ACTIVITY: Please state how many lines of the data below contain the word "JSON", offering nothing besides the number.

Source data
----

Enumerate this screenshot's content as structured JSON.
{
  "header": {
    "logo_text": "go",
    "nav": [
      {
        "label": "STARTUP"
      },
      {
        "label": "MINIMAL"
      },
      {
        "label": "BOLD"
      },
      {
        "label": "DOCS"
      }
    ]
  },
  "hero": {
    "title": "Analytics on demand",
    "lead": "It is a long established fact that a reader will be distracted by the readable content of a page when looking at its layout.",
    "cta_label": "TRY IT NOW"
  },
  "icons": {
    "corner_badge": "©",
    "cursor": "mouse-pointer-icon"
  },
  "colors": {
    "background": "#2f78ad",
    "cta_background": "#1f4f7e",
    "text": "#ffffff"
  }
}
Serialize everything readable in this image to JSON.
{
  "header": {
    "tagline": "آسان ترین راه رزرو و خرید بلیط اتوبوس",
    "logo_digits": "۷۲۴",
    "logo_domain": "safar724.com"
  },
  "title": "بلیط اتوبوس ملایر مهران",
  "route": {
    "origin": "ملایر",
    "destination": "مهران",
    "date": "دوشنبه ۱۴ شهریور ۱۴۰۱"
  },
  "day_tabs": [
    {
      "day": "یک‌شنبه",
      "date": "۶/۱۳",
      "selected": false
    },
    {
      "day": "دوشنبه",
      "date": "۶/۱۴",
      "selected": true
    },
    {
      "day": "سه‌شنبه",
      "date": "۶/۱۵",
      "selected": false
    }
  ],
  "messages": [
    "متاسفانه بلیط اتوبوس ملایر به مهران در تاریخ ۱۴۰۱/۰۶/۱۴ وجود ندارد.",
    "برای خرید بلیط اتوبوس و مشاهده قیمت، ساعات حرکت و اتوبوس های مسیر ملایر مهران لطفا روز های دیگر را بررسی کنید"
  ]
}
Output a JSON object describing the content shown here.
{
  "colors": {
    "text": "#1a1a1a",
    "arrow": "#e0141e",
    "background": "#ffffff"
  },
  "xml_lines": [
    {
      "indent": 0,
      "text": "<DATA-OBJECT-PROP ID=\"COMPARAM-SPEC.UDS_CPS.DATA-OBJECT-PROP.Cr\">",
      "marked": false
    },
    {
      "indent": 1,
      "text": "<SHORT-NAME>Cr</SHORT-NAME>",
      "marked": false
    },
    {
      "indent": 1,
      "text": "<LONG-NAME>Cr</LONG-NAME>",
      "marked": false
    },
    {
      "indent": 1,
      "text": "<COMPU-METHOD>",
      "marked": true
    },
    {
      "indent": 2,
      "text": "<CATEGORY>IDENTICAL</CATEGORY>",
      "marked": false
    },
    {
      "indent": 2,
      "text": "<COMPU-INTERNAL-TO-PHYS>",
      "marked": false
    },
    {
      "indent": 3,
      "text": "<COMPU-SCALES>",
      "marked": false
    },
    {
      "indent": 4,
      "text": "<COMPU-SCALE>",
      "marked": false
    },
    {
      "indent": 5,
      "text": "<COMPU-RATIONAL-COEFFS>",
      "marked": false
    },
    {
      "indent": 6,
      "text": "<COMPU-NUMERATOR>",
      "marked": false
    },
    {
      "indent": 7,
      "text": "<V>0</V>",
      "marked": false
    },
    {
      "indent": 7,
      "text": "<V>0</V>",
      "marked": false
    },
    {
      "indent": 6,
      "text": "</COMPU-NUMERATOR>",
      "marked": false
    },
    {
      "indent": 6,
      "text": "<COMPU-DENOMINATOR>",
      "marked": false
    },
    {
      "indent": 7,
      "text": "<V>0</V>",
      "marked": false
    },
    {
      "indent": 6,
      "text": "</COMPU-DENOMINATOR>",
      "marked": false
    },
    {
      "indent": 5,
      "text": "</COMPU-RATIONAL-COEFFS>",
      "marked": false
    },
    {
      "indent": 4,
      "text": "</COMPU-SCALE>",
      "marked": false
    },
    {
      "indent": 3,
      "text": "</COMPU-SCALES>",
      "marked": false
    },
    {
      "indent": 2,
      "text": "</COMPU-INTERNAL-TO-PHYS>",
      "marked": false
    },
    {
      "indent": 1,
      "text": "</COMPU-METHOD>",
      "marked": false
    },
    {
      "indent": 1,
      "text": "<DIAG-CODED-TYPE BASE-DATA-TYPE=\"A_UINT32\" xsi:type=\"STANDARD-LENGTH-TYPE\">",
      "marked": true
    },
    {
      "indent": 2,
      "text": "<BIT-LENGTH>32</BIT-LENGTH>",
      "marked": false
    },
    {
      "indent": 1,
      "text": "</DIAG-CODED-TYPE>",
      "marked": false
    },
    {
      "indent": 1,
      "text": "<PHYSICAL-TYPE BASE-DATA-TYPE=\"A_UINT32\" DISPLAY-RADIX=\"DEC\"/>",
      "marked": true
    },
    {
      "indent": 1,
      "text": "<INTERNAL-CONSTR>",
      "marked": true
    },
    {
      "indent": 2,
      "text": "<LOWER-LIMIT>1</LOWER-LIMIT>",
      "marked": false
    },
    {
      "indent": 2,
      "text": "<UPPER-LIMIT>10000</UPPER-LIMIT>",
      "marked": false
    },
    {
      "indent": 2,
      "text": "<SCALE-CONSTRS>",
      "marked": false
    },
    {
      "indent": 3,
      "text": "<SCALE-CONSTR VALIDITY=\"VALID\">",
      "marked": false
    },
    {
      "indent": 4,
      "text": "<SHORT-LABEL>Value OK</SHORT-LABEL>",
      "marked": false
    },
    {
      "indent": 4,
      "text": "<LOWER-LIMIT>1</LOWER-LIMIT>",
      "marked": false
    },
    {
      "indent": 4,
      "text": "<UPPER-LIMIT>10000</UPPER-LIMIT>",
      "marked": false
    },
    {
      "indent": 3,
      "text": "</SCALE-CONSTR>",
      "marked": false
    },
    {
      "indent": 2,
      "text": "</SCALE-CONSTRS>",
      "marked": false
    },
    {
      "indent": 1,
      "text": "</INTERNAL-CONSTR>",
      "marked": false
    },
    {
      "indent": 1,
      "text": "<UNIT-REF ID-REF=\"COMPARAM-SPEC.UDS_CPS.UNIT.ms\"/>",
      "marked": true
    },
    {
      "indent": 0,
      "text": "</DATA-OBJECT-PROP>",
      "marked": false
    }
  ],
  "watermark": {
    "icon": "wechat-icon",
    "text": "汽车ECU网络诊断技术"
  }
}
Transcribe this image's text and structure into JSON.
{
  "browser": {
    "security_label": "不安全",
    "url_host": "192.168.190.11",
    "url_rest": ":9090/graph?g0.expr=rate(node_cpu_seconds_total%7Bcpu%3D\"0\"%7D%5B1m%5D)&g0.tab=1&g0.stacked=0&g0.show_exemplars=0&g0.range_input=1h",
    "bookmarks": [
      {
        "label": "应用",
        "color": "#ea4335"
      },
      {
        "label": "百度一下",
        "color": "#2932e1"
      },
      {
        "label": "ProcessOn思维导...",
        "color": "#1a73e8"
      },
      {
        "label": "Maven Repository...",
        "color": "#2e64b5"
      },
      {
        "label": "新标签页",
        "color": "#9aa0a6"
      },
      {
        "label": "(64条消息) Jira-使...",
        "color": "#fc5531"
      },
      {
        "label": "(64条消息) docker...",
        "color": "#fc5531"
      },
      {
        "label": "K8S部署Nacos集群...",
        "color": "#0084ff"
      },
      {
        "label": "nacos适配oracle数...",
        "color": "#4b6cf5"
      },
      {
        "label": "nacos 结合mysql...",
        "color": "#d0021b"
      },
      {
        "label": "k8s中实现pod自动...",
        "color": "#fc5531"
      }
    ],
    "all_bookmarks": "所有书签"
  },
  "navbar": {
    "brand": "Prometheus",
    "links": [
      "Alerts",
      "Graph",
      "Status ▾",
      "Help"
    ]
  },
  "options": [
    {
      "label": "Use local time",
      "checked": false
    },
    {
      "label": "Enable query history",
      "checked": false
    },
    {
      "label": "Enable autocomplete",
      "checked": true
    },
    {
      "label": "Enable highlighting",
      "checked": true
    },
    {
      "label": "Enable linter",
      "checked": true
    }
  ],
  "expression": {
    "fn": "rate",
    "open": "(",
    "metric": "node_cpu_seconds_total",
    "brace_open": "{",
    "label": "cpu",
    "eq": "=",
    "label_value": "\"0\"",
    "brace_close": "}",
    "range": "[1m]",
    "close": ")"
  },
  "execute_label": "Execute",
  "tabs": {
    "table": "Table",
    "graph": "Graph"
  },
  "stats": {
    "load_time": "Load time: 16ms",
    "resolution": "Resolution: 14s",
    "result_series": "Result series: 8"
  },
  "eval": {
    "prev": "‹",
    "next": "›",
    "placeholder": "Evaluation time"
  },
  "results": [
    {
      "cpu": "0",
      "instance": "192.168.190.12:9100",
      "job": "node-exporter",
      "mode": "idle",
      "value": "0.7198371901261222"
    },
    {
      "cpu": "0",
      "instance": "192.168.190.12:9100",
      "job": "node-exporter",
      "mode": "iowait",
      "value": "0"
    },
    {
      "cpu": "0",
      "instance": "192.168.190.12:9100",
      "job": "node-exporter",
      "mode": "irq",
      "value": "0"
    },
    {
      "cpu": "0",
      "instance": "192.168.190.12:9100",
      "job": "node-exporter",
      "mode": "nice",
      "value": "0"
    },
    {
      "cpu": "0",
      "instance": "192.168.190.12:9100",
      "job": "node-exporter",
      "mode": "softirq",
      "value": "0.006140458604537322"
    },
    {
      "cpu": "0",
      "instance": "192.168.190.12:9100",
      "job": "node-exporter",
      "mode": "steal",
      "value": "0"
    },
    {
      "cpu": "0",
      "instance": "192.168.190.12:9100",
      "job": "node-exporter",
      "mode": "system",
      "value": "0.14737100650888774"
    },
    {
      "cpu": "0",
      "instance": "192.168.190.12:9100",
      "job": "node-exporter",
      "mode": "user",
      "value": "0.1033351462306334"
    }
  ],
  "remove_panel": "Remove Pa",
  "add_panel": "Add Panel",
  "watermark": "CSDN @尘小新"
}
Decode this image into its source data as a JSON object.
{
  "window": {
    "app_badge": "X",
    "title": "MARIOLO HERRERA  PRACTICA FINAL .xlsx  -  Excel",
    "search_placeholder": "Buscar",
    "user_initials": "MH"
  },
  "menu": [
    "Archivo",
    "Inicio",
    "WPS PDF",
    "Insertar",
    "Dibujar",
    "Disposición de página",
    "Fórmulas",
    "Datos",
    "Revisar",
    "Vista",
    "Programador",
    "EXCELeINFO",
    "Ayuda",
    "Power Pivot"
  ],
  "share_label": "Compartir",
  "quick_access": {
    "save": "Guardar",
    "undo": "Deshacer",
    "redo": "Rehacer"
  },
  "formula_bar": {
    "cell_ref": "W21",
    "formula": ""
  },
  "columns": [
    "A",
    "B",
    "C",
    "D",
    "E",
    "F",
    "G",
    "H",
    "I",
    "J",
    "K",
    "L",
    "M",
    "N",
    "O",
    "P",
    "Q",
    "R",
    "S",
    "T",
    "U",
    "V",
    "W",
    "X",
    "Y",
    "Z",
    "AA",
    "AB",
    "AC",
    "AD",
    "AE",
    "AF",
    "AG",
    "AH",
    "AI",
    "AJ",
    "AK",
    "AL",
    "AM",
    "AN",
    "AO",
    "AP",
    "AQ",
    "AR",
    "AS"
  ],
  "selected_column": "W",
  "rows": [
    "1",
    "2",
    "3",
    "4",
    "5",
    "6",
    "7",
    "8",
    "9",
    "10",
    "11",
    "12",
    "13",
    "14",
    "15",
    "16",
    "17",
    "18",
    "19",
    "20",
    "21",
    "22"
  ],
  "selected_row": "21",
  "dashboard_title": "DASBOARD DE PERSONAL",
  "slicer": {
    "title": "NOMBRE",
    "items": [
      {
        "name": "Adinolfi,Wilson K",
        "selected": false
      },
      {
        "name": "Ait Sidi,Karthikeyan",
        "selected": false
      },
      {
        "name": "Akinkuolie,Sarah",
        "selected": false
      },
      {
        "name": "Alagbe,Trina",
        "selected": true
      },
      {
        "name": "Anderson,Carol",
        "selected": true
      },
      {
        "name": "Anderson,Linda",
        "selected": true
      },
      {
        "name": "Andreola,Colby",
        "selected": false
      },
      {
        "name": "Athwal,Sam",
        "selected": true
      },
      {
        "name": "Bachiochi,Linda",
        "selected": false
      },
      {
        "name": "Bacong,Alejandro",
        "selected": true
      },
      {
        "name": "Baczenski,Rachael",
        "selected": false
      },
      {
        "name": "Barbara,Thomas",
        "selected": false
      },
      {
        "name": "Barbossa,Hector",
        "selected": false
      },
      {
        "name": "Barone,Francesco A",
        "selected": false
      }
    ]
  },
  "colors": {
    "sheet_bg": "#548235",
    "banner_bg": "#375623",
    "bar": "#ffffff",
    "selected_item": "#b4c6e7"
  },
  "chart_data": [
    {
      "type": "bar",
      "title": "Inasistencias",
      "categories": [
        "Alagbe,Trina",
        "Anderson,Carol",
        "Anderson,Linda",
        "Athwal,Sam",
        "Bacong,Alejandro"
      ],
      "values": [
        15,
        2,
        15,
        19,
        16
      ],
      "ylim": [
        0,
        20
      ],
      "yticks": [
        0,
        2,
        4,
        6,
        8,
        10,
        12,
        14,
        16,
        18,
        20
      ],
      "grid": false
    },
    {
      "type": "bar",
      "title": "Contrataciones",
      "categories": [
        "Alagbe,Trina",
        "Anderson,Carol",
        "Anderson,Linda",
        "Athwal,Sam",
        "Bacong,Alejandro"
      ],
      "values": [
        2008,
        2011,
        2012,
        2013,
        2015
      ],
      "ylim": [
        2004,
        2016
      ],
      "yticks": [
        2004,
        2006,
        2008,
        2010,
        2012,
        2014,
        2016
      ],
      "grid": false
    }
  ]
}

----

RESULT OF THE TASK: 5